Chicago teachers, tired of overcrowded classrooms and not enough pay, contemplated a strike on May 22 – first one ever. With 19,000 teachers involved, I had no idea what the ramifications would be, but knew I couldn’t cross a picket line to teach (which is what I felt like doing). I also knew I wouldn’t be paid for any strike days… a big loss, since I had moving and marriage on my mind.
May 20, 1969 – Dear Nate. The teachers in Chicago can’t seem to settle on a contract. They’re not even close. We’re scheduled to go on strike this Thursday if there’s no eleventh-hour settlement. I have bad news about teaching in your area in the fall, too. My applications won’t be considered without state certifi- cation credentials accompanying my request for a job. Apparently there’s no such thing as a provisional certificate down there, like there has been here. But I’m not going to let it get me down.
May 20, 1969 – Dearest Meg. Next up on my finals is Administrative Law, Wednesday at 1:00, for 4 hours. Wish me luck. Studying for finals goes well except when I am pleasantly distracted with thoughts of the beautiful soul and body of Meg, my betrothed. I love her so much and console myself that in one short busy week, I will be in her arms again. I love you.
May 21, 1969 – Dear Nate. I’m going to keep working on getting my transcripts together and getting evaluated at the Board of Ed. My friend says I’ll have to take the state Constitution test, too. There seem to be so many snags! Well, one step at a time. The joy of being married to you wipes out all the negatives.
May 21, 1969 – Dearest Meg. A quick note on an exam day…. I love you! The teaching deal will work out. Just keep sending in your records. We can try some small towns around here if the university school districts give us a complete turn-down. Thank you for your call late last night. You voice gave me the strength to keep studying until late.
May 21, 1960 – Dear Nate. I about jumped out of my chair with excitement when I read the letter that started with, “To my future wife.” The Lord is letting us be so lucky!
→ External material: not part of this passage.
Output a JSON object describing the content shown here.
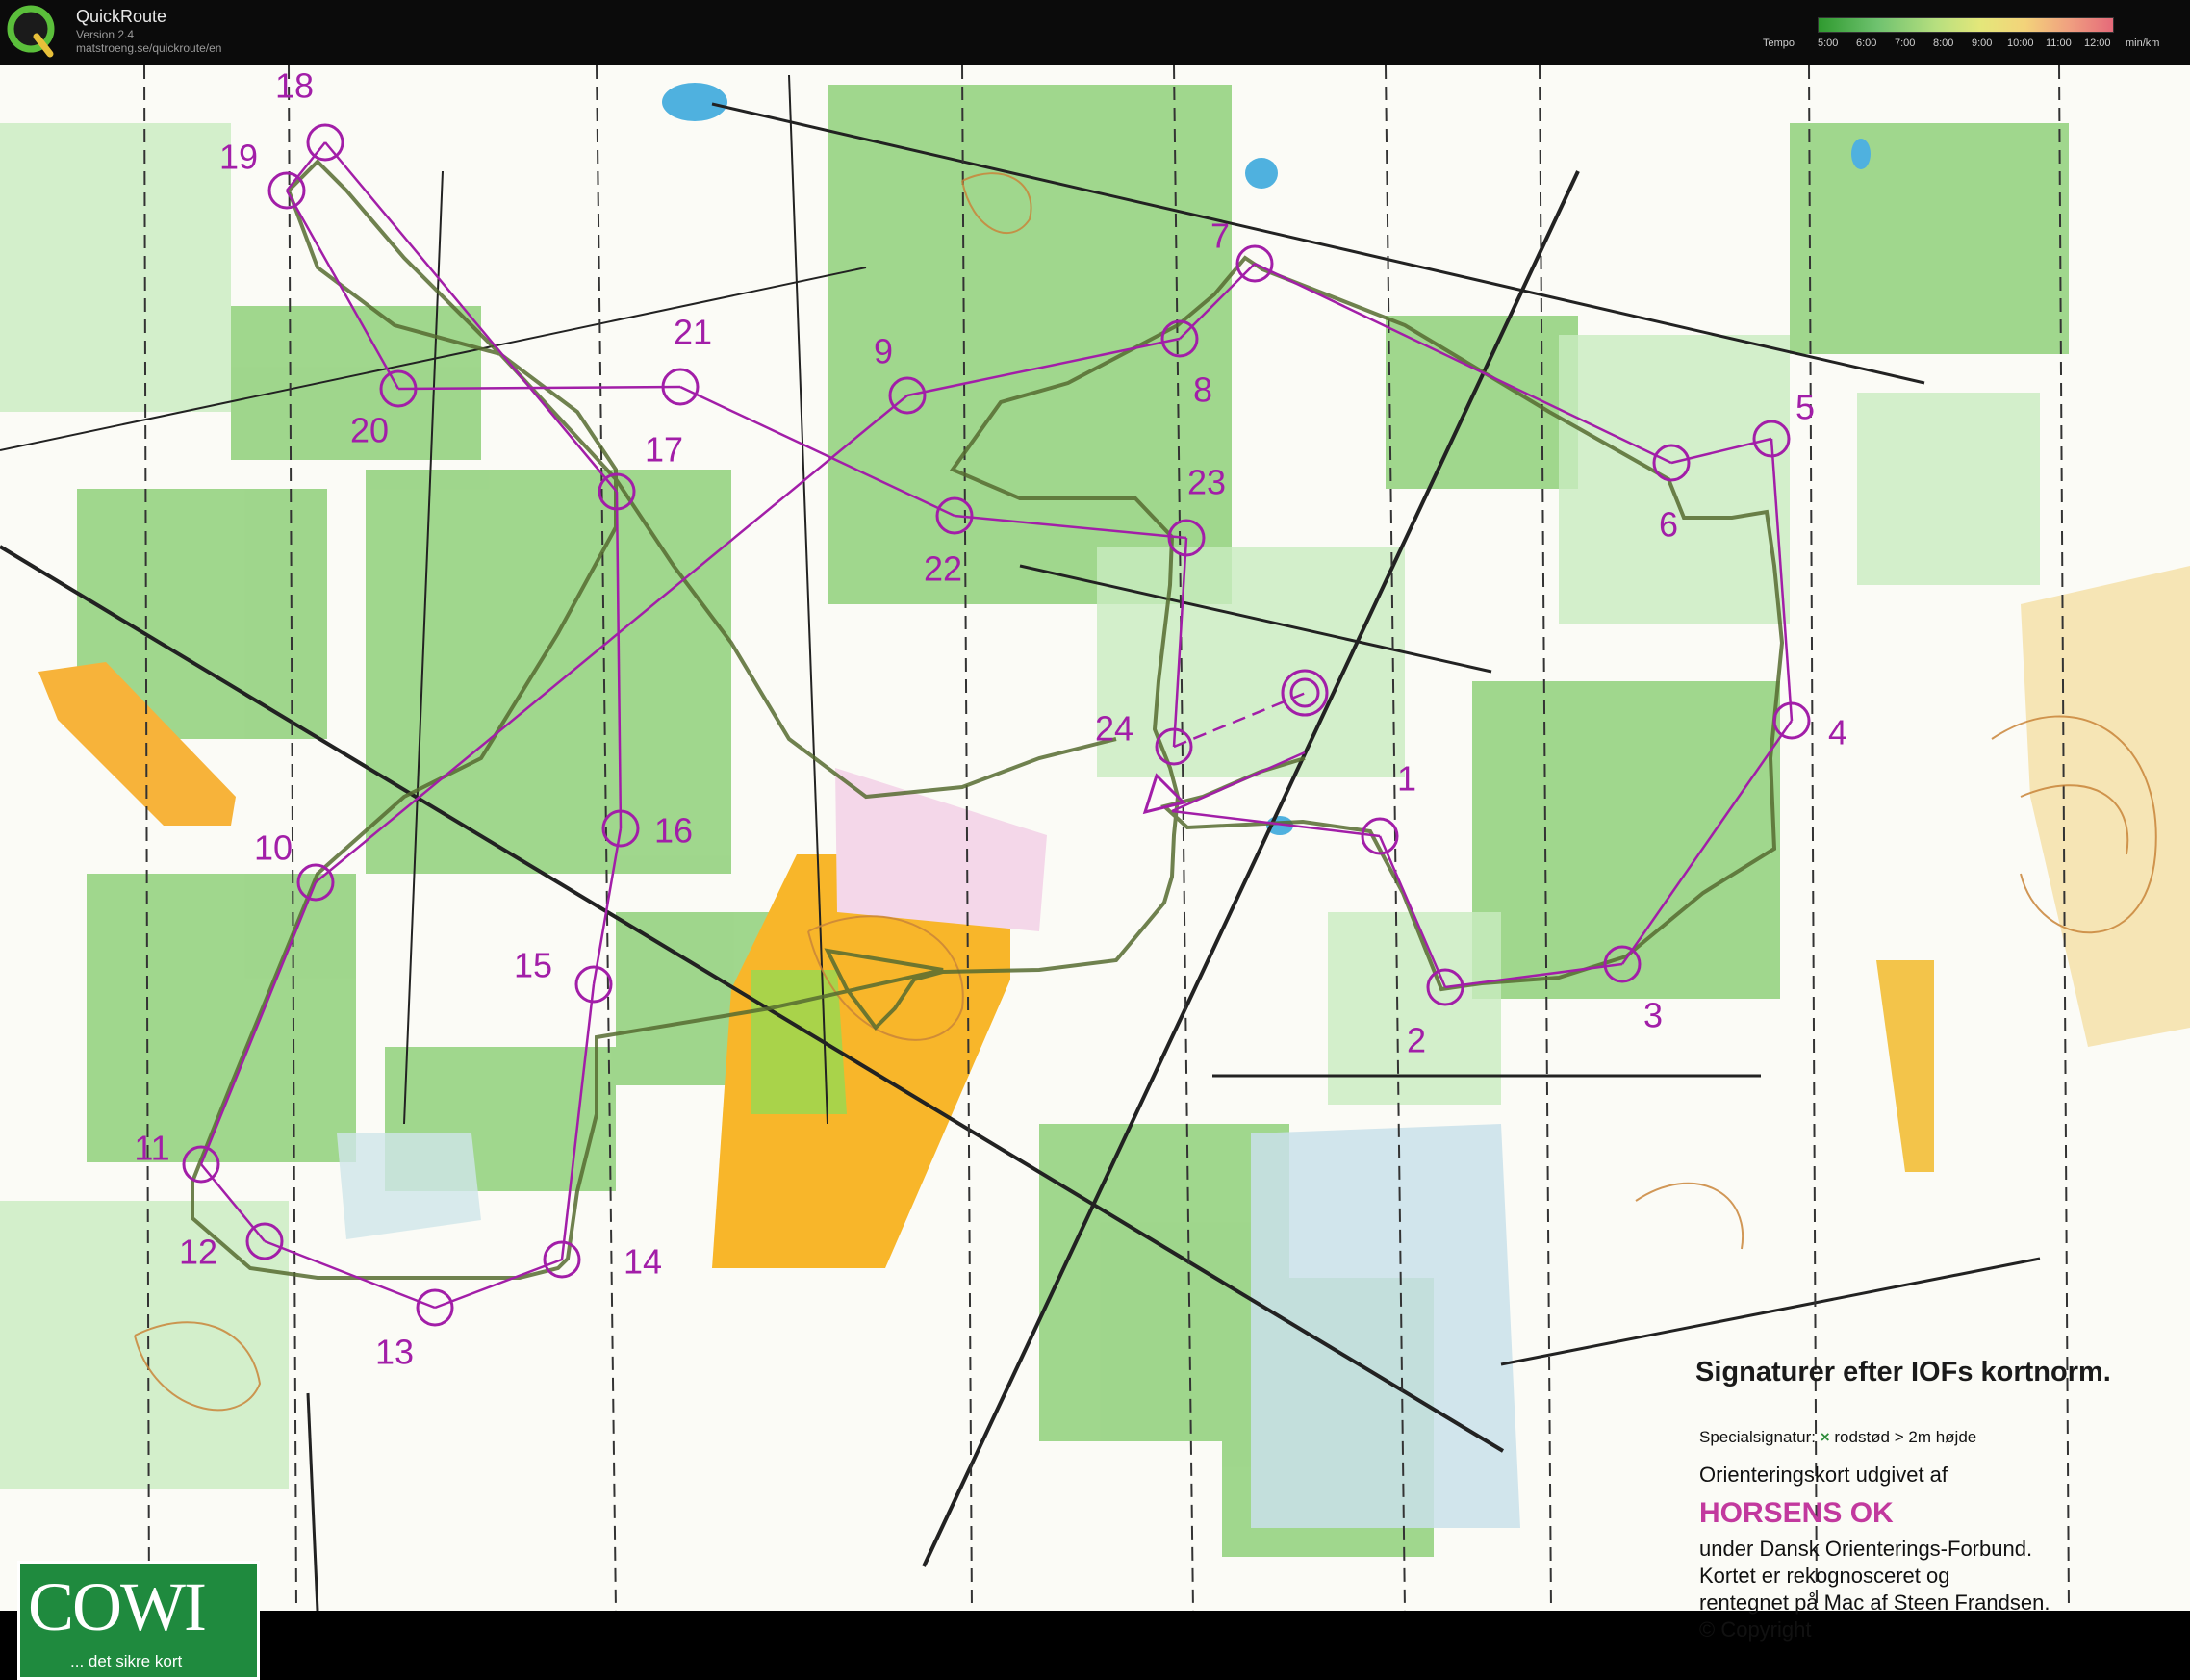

I do love Him. (Not just for that, of course.) Talking with you on the telephone tonight was as close to being together as we can get, and it was very meaningful, even after we hung up. Even then, you are closer in conversation and thought. I love you!
May 21, 1969 – Dearest Meg. I think of you constantly, miss you terribly, and, frankly, love you insanely. After spending time with you, I almost worship the ground you walk on. When you are home with me each evening, I know I’ll study law more eagerly. In fact, I expect my successes to abound in all fields when I am comforted by you as my wife. You are such a fabulous asset: a wholesome, creative, beautiful, Christian woman. I love you!
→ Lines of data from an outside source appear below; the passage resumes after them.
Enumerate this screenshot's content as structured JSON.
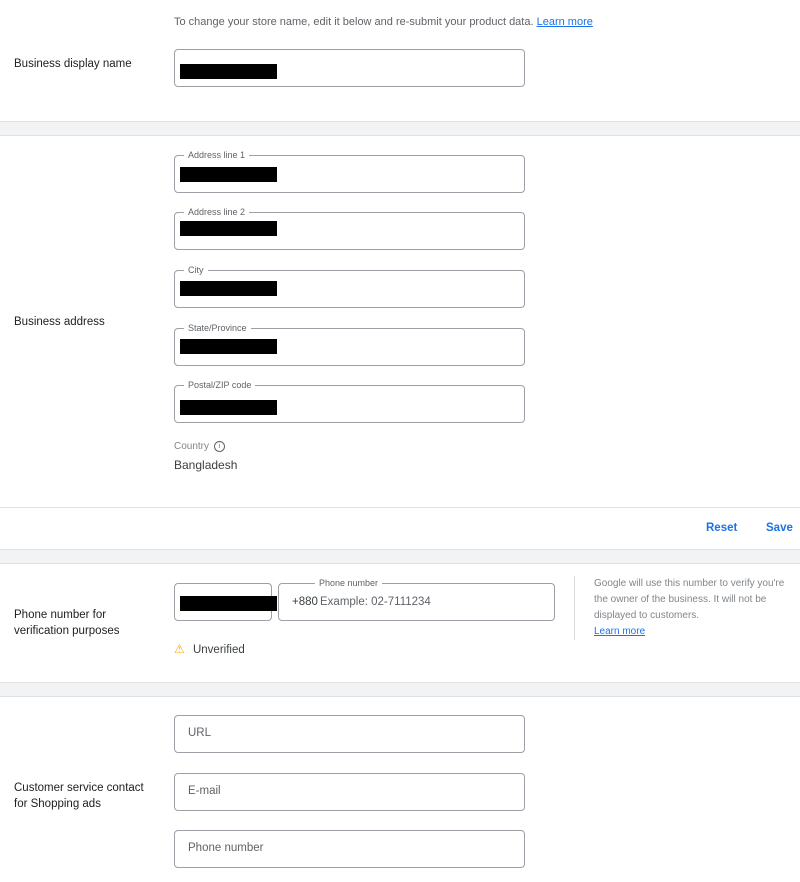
{
  "store_name": {
    "hint_text": "To change your store name, edit it below and re-submit your product data.",
    "hint_link": "Learn more",
    "label": "Business display name",
    "value": "[redacted]"
  },
  "address": {
    "label": "Business address",
    "fields": [
      {
        "legend": "Address line 1",
        "value": "[redacted]"
      },
      {
        "legend": "Address line 2",
        "value": "[redacted]"
      },
      {
        "legend": "City",
        "value": "[redacted]"
      },
      {
        "legend": "State/Province",
        "value": "[redacted]"
      },
      {
        "legend": "Postal/ZIP code",
        "value": "[redacted]"
      }
    ],
    "country_label": "Country",
    "country_value": "Bangladesh",
    "reset_label": "Reset",
    "save_label": "Save"
  },
  "phone": {
    "label_line1": "Phone number for",
    "label_line2": "verification purposes",
    "country_code_value": "[redacted]",
    "legend": "Phone number",
    "prefix": "+880",
    "placeholder": "Example: 02-7111234",
    "status": "Unverified",
    "status_color": "#f9ab00",
    "info_text": "Google will use this number to verify you're the owner of the business. It will not be displayed to customers.",
    "info_link": "Learn more"
  },
  "customer_service": {
    "label_line1": "Customer service contact",
    "label_line2": "for Shopping ads",
    "url_placeholder": "URL",
    "email_placeholder": "E-mail",
    "phone_placeholder": "Phone number"
  }
}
May 21, 1969 – Dear Nate. Remember the youth pastor you met at the picnic last weekend? I saw him at church tonight and he commented again how “sharp” he thought you were. He asked if we were “serious.” I smiled with lights in my eyes and said, “Just about.” I want to bring all this on gradually to people, mostly to give my parents time to absorb it before everyone else knows.
May 22, 1969 – Dearest Meg, my Future Wife. I spent the morning writing notes for the Constitutional Law final; it’s going fine. The exam yesterday was fair and comprehensive. I’m sure I did reasonably well. Let me know about the strike. Don’t worry. The Lord is helping us. I thank Him every day for His guidance. When I think of the married life we will lead because of Him, I become so excited I can’t think of anything else for quite a while.
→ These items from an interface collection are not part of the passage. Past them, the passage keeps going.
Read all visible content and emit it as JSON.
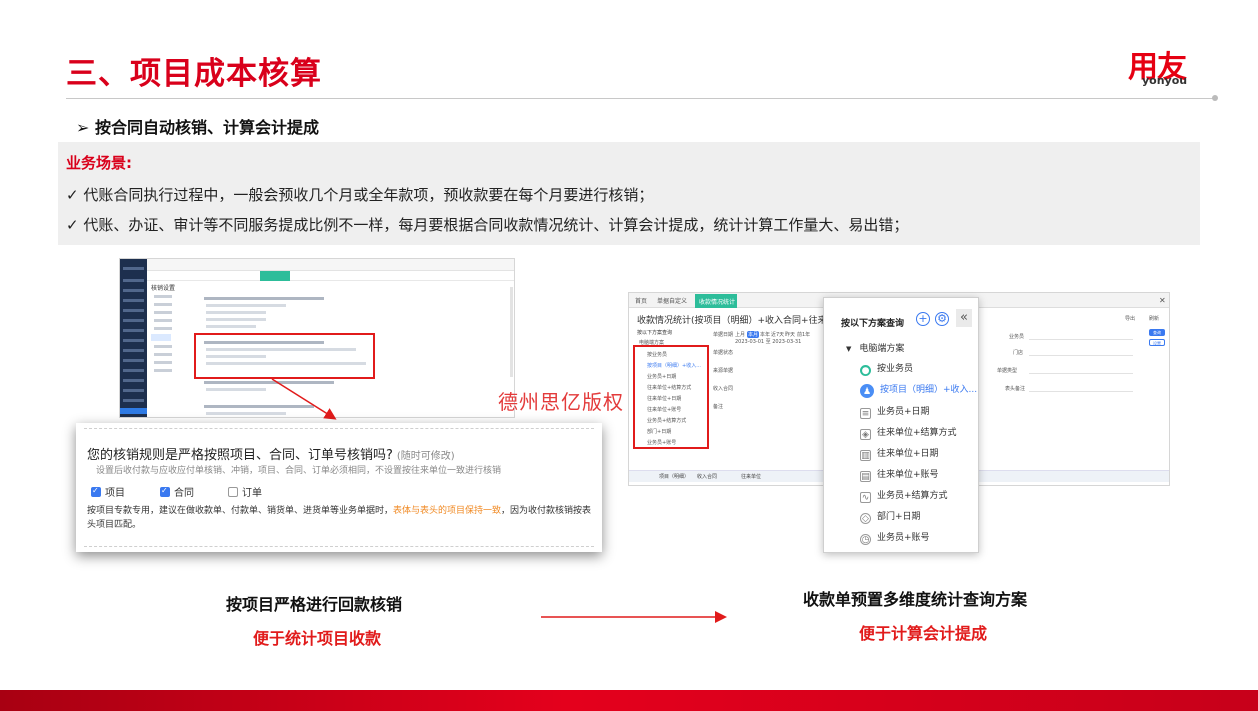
{
  "header": {
    "title": "三、项目成本核算",
    "sub_title": "➢  按合同自动核销、计算会计提成",
    "logo_cn": "用友",
    "logo_en": "yonyou"
  },
  "scenario": {
    "heading": "业务场景:",
    "lines": [
      "✓ 代账合同执行过程中，一般会预收几个月或全年款项，预收款要在每个月要进行核销；",
      "✓ 代账、办证、审计等不同服务提成比例不一样，每月要根据合同收款情况统计、计算会计提成，统计计算工作量大、易出错；"
    ]
  },
  "left_screenshot": {
    "pane_title": "核销设置"
  },
  "zoom_card": {
    "question": "您的核销规则是严格按照项目、合同、订单号核销吗?",
    "question_note": "(随时可修改)",
    "tip": "设置后收付款与应收应付单核销、冲销，项目、合同、订单必须相同，不设置按往来单位一致进行核销",
    "options": [
      {
        "label": "项目",
        "checked": true
      },
      {
        "label": "合同",
        "checked": true
      },
      {
        "label": "订单",
        "checked": false
      }
    ],
    "desc_before": "按项目专款专用，建议在做收款单、付款单、销货单、进货单等业务单据时，",
    "desc_highlight": "表体与表头的项目保持一致",
    "desc_after": "，因为收付款核销按表头项目匹配。"
  },
  "watermark": "德州思亿版权",
  "right_screenshot": {
    "tabs": [
      "首页",
      "单据自定义",
      "收款情况统计"
    ],
    "title": "收款情况统计(按项目（明细）+收入合同+往来单位+业务员",
    "pane_head": "按以下方案查询",
    "items": [
      "电脑端方案",
      "按业务员",
      "按项目（明细）+收入...",
      "业务员+日期",
      "往来单位+结算方式",
      "往来单位+日期",
      "往来单位+账号",
      "业务员+结算方式",
      "部门+日期",
      "业务员+账号"
    ],
    "fields": [
      "单据日期",
      "单据状态",
      "来源单据",
      "收入合同",
      "备注",
      "业务员",
      "门店",
      "单据类型",
      "表头备注"
    ],
    "date_chips": [
      "上月",
      "本月",
      "本年",
      "近7天",
      "昨天",
      "前1年"
    ],
    "date_range": "2023-03-01 至 2023-03-31",
    "table_headers": [
      "项目（明细）",
      "收入合同",
      "往来单位"
    ],
    "buttons": [
      "查询",
      "设置",
      "导出",
      "刷新"
    ]
  },
  "popup": {
    "title": "按以下方案查询",
    "group": "电脑端方案",
    "items": [
      {
        "label": "按业务员",
        "icon": "person-icon"
      },
      {
        "label": "按项目（明细）+收入...",
        "icon": "chart-icon"
      },
      {
        "label": "业务员+日期",
        "icon": "table-icon"
      },
      {
        "label": "往来单位+结算方式",
        "icon": "settlement-icon"
      },
      {
        "label": "往来单位+日期",
        "icon": "bar-chart-icon"
      },
      {
        "label": "往来单位+账号",
        "icon": "table-icon"
      },
      {
        "label": "业务员+结算方式",
        "icon": "line-chart-icon"
      },
      {
        "label": "部门+日期",
        "icon": "cube-icon"
      },
      {
        "label": "业务员+账号",
        "icon": "clock-icon"
      }
    ]
  },
  "captions": {
    "left_main": "按项目严格进行回款核销",
    "left_sub": "便于统计项目收款",
    "right_main": "收款单预置多维度统计查询方案",
    "right_sub": "便于计算会计提成"
  },
  "colors": {
    "brand_red": "#d9001b",
    "accent_teal": "#2dbd9a",
    "accent_blue": "#3a79f0",
    "highlight_orange": "#f08a24"
  }
}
“Where two… are gathered in my name, there am I among them.” (Matthew 18:20)